§ **WORK ORDER**: All of the data below is to be copied again without changes.

Records from a collection
········

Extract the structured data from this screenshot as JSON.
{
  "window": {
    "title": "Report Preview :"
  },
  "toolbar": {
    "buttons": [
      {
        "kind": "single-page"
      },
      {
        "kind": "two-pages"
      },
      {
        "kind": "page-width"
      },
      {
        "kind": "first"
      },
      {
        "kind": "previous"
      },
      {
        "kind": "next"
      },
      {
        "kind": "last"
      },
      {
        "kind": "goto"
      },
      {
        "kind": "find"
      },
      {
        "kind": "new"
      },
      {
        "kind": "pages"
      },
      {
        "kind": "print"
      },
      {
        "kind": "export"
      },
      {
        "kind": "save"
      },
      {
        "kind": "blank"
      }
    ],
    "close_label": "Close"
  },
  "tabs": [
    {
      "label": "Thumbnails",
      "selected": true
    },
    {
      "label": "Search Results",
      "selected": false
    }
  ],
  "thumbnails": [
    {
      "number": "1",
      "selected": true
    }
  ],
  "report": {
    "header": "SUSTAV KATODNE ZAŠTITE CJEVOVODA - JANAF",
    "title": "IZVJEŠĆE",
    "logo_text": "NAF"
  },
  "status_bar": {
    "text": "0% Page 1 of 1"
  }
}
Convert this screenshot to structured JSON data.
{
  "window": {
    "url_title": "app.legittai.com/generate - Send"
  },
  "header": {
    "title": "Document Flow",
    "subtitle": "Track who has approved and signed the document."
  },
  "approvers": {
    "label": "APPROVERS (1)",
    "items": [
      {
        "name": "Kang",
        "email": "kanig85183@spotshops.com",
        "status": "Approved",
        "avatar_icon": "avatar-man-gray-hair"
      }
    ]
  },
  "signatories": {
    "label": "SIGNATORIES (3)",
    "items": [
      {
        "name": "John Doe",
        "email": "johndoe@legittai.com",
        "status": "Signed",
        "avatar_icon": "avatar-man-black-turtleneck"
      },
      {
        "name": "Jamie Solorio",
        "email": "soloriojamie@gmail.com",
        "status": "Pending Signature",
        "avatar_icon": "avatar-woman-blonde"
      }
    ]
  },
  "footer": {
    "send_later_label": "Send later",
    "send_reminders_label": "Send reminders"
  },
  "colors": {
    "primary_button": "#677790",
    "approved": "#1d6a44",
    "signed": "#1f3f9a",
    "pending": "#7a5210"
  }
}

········

§ **RESPONSE TO THE TASK**:
Extract the structured data from this screenshot as JSON.
{
  "window": {
    "title": "Report Preview :"
  },
  "toolbar": {
    "buttons": [
      {
        "kind": "single-page"
      },
      {
        "kind": "two-pages"
      },
      {
        "kind": "page-width"
      },
      {
        "kind": "first"
      },
      {
        "kind": "previous"
      },
      {
        "kind": "next"
      },
      {
        "kind": "last"
      },
      {
        "kind": "goto"
      },
      {
        "kind": "find"
      },
      {
        "kind": "new"
      },
      {
        "kind": "pages"
      },
      {
        "kind": "print"
      },
      {
        "kind": "export"
      },
      {
        "kind": "save"
      },
      {
        "kind": "blank"
      }
    ],
    "close_label": "Close"
  },
  "tabs": [
    {
      "label": "Thumbnails",
      "selected": true
    },
    {
      "label": "Search Results",
      "selected": false
    }
  ],
  "thumbnails": [
    {
      "number": "1",
      "selected": true
    }
  ],
  "report": {
    "header": "SUSTAV KATODNE ZAŠTITE CJEVOVODA - JANAF",
    "title": "IZVJEŠĆE",
    "logo_text": "NAF"
  },
  "status_bar": {
    "text": "0% Page 1 of 1"
  }
}
Convert this screenshot to structured JSON data.
{
  "window": {
    "url_title": "app.legittai.com/generate - Send"
  },
  "header": {
    "title": "Document Flow",
    "subtitle": "Track who has approved and signed the document."
  },
  "approvers": {
    "label": "APPROVERS (1)",
    "items": [
      {
        "name": "Kang",
        "email": "kanig85183@spotshops.com",
        "status": "Approved",
        "avatar_icon": "avatar-man-gray-hair"
      }
    ]
  },
  "signatories": {
    "label": "SIGNATORIES (3)",
    "items": [
      {
        "name": "John Doe",
        "email": "johndoe@legittai.com",
        "status": "Signed",
        "avatar_icon": "avatar-man-black-turtleneck"
      },
      {
        "name": "Jamie Solorio",
        "email": "soloriojamie@gmail.com",
        "status": "Pending Signature",
        "avatar_icon": "avatar-woman-blonde"
      }
    ]
  },
  "footer": {
    "send_later_label": "Send later",
    "send_reminders_label": "Send reminders"
  },
  "colors": {
    "primary_button": "#677790",
    "approved": "#1d6a44",
    "signed": "#1f3f9a",
    "pending": "#7a5210"
  }
}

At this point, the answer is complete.